- 3 What does it mean when leaves curl?
- 4 What to do if you over watered a plant?
- 5 How do you fix canoeing leaves?
- 6 Can you remove fan leaves during flowering?
- 7 How do you treat curly leaves?
- 8 What does overwatering look like?
- 9 What your plant leaves are telling you?
- 10 What does it mean if my plant leaves are drooping?
- 11 How do you tell if you’re overwatering or underwatering plants?
- 12 How do you know if you’re over watering your plants?
- 13 How do you tell if a plant is under watered?
Why are the edges of my leaves curling up?
There can be many reasons for plant leaves to curl upwards and each requires its own method of reparation. Some of the most common issues responsible for leaves curling upwards are pests, viral infections, an inadequate watering regime, bad positioning, or a lack of vital nutrients.
Why are my leaves canoeing?
One of the most common causes of curling or canoeing leaves is due to overwatering. Cannabis plants use their roots deep in the soil to absorb nutrients and oxygen, and when the soil is overwatered, it prevents the plants from being able to absorb these pockets of oxygen.
What does it mean when leaves curl?
When leaves curl or ‘cup’ at the tips and the margins, the plant is trying to retain moisture. Any form of downwards curling usually indicates overwatering or overfeeding.
What to do if you over watered a plant?
Wilted, overwatered plants are not always a lost cause.
- Move your plant to a shady area even if it is a full-sun plant.
- Check your pot for proper drainage and, if possible, create additional air space around the roots.
- Water only when the soil is dry to the touch, but do not let it get too dry.
- Treat with a fungicide.
How do you fix canoeing leaves?
Too much fertilizer It can lead to your plant’s leaves canoeing up, wilting, and producing low-quality buds. Solution: Use water to flush out your pot plant’s soil and dial down the fertilizer usage.
Can you remove fan leaves during flowering?
You can remove fan leaves during flowering in much the same way you do during veg. Prune away large leaves that are overshadowing bud sites, as well as dead or dying fan leaves. One thing to keep in mind is that you should prune in intervals, giving at least a couple weeks between each session.
How do you treat curly leaves?
Just apply a fungicide containing copper hydroxide, right now. Be sure to do a thorough job of it – paying attention to the leaf bud scales and all the nooks and crannies in the bark and for severely affected trees a second application the following autumn as the leaves drop, will help too.
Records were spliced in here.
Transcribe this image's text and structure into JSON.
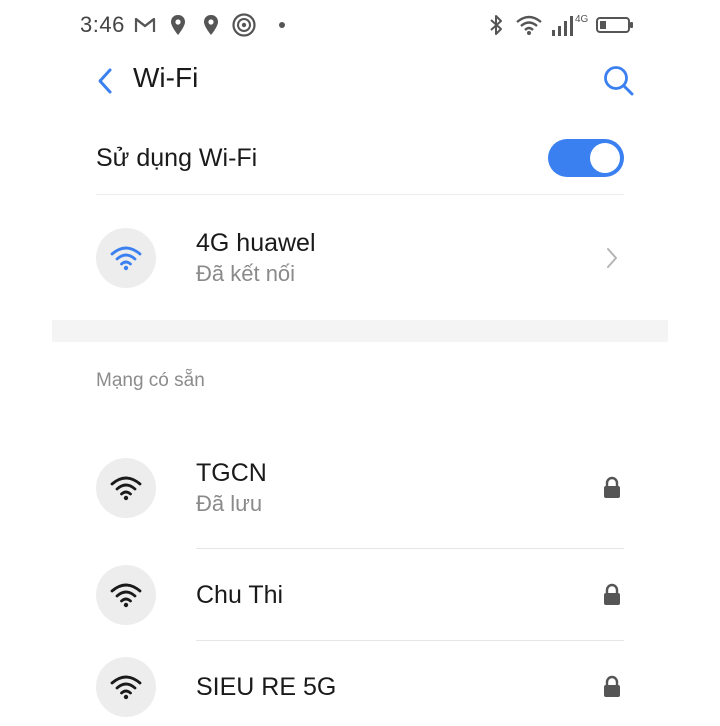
{
  "status_bar": {
    "time": "3:46",
    "left_icons": [
      "gmail-icon",
      "location-icon",
      "location-icon",
      "app-icon"
    ],
    "right_icons": [
      "bluetooth-icon",
      "wifi-icon",
      "signal-4g-icon",
      "battery-icon"
    ],
    "network_type": "4G"
  },
  "header": {
    "title": "Wi-Fi",
    "back_icon": "chevron-left-icon",
    "search_icon": "search-icon"
  },
  "wifi_toggle": {
    "label": "Sử dụng Wi-Fi",
    "enabled": true
  },
  "connected_network": {
    "name": "4G huawel",
    "status": "Đã kết nối"
  },
  "available": {
    "section_title": "Mạng có sẵn",
    "networks": [
      {
        "name": "TGCN",
        "status": "Đã lưu",
        "secured": true
      },
      {
        "name": "Chu Thi",
        "status": "",
        "secured": true
      },
      {
        "name": "SIEU RE 5G",
        "status": "",
        "secured": true
      }
    ]
  },
  "colors": {
    "accent": "#3a80f0",
    "text_primary": "#1a1a1a",
    "text_secondary": "#8a8a8a",
    "icon_bg": "#ededed"
  }
}
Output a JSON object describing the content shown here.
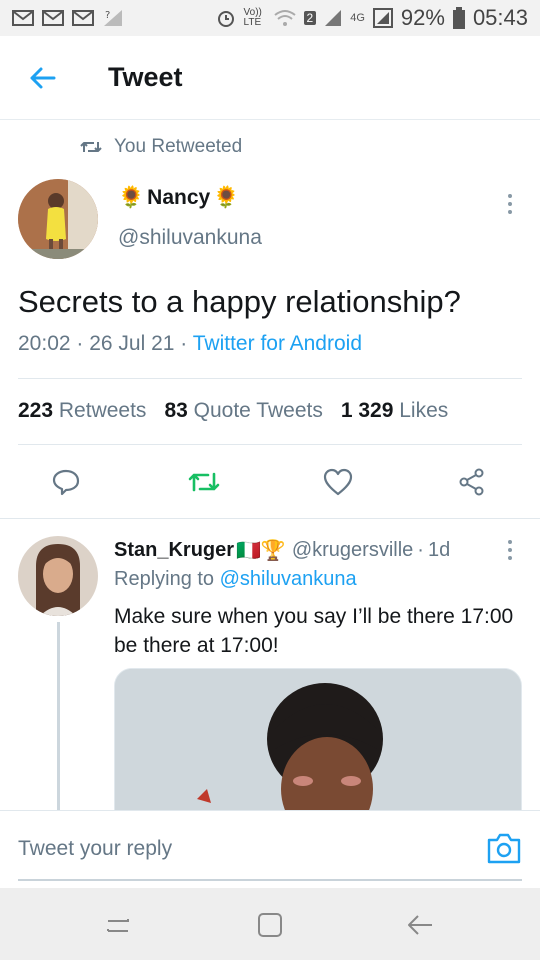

What does overwatering look like?
The most obvious sign of overwatering is wilting. As stated above, leaves will turn yellow and wilted – not crisp and green. Wilting can also occur throughout the plant, including the stem, buds and flowers. You will also notice the plant growing especially slow.
What your plant leaves are telling you?
If your plants’ leaves are wilting, they’re saying “Please water me.” Yellow leaves are saying “Hold off on the water. You’re killing me with kindness.” Let’s look at a few things your plants are trying to tell you. No one likes stress, not even plants. The plant will likely adapt to its new situation.
What does it mean if my plant leaves are drooping?
When a plant is wilting, it is typically due to under watering, overwatering, or too much direct sunlight. If your plant is wilting, try giving it some water and see if it perks up. Sometimes it’s as easy as that. Most plants leaves will begin to wilt when they need watered.
How do you tell if you’re overwatering or underwatering plants?
Determine which by feeling the leaf showing browning: if it feels crispy and light, it is underwatered. If it feels soft and limp, it is overwatered. Yellowing leaves: Usually accompanied by new growth falling, yellow leaves are an indication of overwatering.
How do you know if you’re over watering your plants?
Signs of Overwatered Plants: What to Look For Sign one: If a plant is overwatered, it will likely develop yellow or brown, limp leaves as opposed to dry, crispy leaves (which are actually a sign of too little water). Wilting leaves usually mean that root rot has set in and the roots can no longer absorb water.
How do you tell if a plant is under watered?
Signs of under watering include leaf tips browning, leaves dropping, and wilting of plant and leaves. With most plants it is better to slightly under water than to overwater. When plants are under watered, they can usually recover within a few hours after receiving water.